**SUPPLIED RECORDS:**
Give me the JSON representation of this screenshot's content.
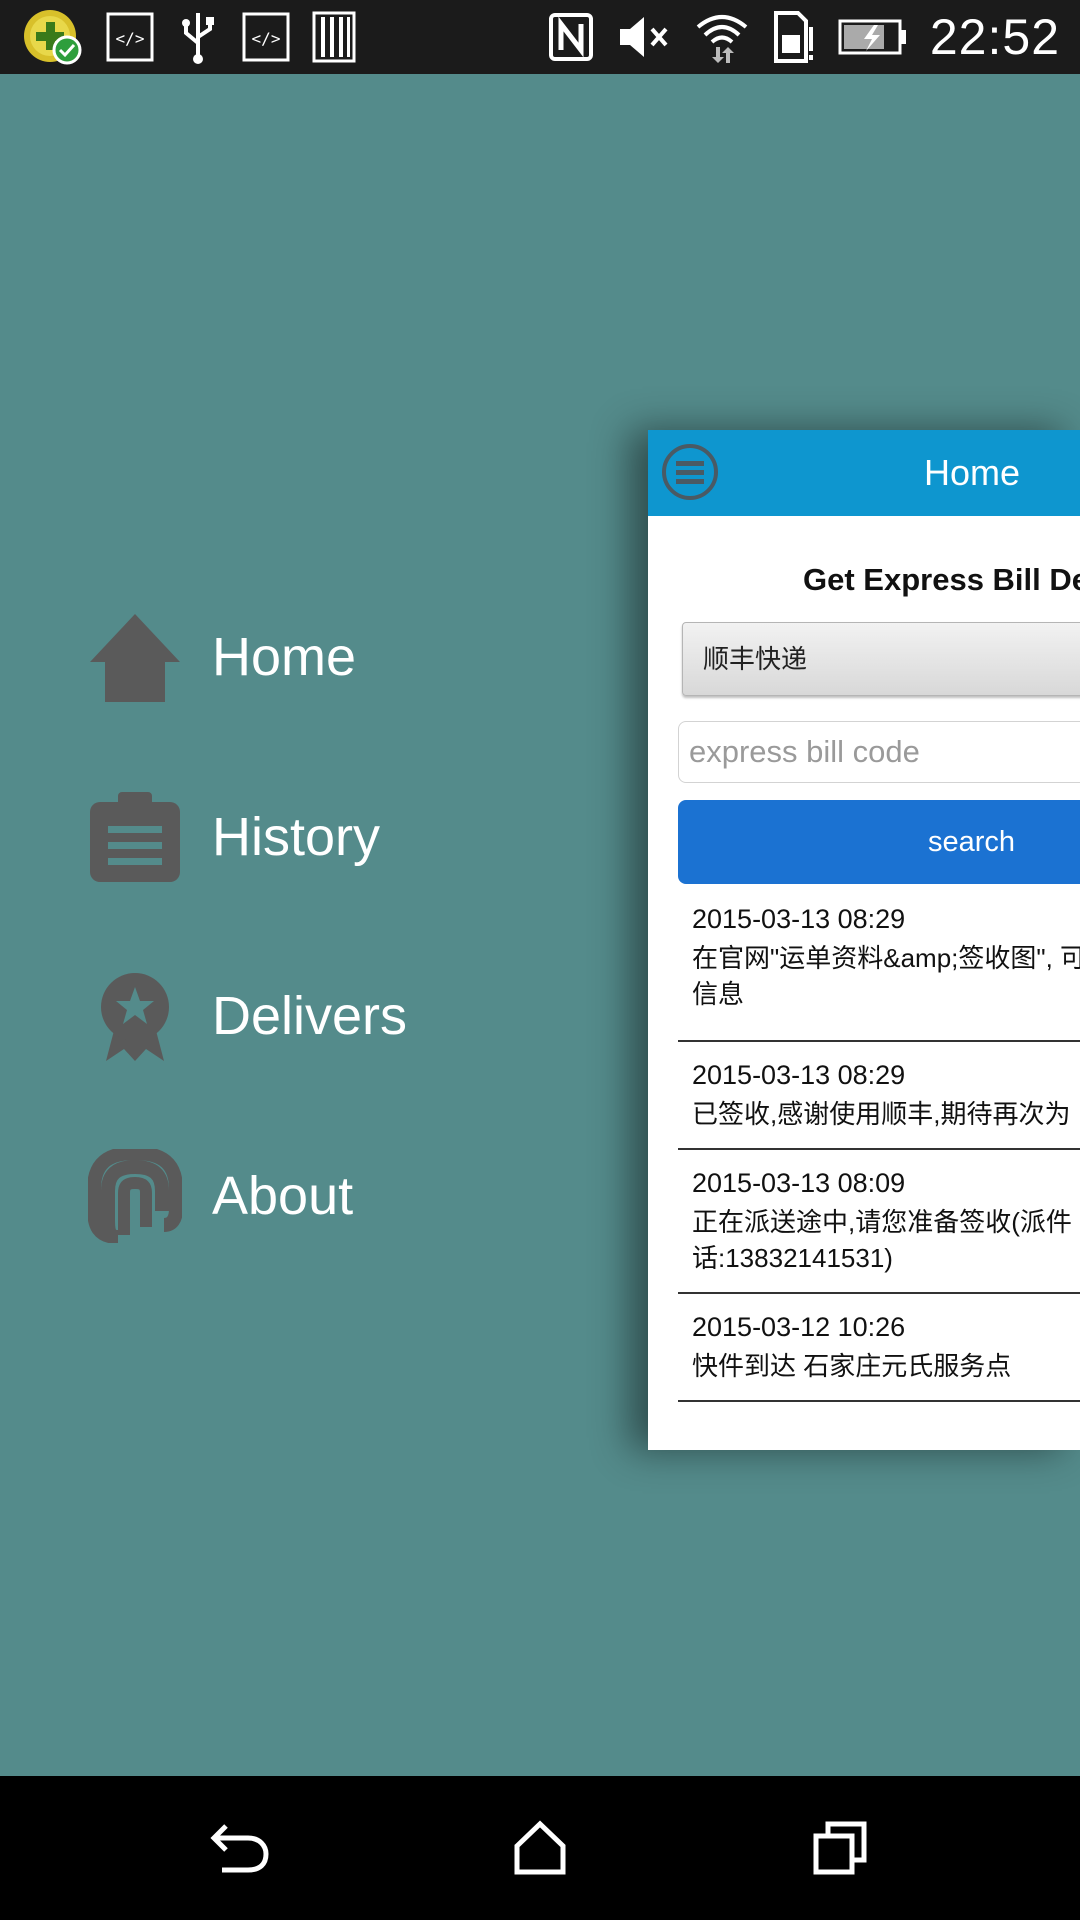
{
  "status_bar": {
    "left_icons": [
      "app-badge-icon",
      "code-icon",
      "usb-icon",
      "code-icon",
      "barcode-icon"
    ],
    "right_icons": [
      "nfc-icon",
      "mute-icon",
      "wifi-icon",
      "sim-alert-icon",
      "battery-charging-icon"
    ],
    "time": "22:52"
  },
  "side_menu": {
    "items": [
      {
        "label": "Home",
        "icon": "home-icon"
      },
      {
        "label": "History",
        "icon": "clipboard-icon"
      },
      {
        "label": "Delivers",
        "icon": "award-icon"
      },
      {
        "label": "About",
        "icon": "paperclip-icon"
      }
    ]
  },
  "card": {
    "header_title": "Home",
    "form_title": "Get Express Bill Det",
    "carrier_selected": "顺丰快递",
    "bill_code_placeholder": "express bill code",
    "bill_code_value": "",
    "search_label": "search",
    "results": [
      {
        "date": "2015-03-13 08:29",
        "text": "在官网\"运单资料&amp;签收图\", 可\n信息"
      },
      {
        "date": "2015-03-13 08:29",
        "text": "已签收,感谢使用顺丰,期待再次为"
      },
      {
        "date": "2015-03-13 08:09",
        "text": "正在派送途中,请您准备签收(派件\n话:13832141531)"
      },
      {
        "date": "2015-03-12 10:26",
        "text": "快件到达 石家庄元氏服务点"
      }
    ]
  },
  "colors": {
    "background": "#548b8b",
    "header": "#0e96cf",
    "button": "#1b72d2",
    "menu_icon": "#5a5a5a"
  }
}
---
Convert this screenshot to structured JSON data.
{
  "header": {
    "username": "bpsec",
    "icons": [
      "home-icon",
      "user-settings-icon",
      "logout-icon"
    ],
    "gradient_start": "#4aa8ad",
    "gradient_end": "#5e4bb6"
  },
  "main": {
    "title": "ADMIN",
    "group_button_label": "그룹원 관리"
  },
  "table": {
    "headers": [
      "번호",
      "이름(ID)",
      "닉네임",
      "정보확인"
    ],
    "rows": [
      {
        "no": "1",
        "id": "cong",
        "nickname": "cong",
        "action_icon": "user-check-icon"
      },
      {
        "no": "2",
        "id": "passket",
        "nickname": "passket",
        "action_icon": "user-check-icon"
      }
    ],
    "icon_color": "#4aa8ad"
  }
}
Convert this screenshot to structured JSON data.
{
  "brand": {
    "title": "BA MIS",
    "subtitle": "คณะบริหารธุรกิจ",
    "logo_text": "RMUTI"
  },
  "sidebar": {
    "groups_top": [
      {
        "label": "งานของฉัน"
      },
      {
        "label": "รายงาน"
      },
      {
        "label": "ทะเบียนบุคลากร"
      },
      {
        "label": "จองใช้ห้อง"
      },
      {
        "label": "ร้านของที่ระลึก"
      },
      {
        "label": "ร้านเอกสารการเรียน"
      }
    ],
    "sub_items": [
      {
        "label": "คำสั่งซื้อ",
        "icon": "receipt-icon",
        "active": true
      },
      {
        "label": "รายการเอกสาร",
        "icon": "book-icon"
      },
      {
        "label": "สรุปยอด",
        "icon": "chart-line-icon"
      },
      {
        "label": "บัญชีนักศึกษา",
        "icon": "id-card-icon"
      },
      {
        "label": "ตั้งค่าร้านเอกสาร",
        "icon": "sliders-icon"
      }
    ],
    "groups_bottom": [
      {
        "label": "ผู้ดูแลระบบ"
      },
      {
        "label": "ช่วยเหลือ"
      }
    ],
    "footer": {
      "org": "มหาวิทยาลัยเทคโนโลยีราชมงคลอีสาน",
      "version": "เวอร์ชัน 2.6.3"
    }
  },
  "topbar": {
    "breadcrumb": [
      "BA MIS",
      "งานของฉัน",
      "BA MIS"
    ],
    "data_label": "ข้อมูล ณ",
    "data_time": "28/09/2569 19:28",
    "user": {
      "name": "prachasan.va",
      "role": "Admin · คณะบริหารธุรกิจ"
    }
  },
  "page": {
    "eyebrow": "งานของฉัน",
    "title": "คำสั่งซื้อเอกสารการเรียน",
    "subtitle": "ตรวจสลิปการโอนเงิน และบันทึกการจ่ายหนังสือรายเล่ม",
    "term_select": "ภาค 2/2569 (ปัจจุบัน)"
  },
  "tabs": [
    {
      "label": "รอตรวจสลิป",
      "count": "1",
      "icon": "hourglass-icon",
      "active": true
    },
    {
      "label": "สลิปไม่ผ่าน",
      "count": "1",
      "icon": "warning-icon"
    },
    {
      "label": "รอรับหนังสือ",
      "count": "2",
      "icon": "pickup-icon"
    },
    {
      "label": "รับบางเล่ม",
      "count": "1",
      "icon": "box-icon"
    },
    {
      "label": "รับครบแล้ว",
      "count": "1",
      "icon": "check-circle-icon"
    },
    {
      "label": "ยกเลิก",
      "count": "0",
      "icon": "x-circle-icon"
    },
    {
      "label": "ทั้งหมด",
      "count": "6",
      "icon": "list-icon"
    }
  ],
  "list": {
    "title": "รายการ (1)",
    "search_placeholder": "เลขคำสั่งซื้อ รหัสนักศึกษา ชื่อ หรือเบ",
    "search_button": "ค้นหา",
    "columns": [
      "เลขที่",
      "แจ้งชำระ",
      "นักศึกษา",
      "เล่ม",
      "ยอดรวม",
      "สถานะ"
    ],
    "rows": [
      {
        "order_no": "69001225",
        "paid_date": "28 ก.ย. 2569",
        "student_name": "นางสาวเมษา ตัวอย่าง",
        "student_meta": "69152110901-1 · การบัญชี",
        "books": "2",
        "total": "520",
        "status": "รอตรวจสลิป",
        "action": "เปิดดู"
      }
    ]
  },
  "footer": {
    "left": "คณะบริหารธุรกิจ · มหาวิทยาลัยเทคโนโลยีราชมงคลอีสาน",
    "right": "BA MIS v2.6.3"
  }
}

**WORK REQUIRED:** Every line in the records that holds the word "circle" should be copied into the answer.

**WRITTEN SOLUTION:**
      "icon": "check-circle-icon"
      "icon": "x-circle-icon"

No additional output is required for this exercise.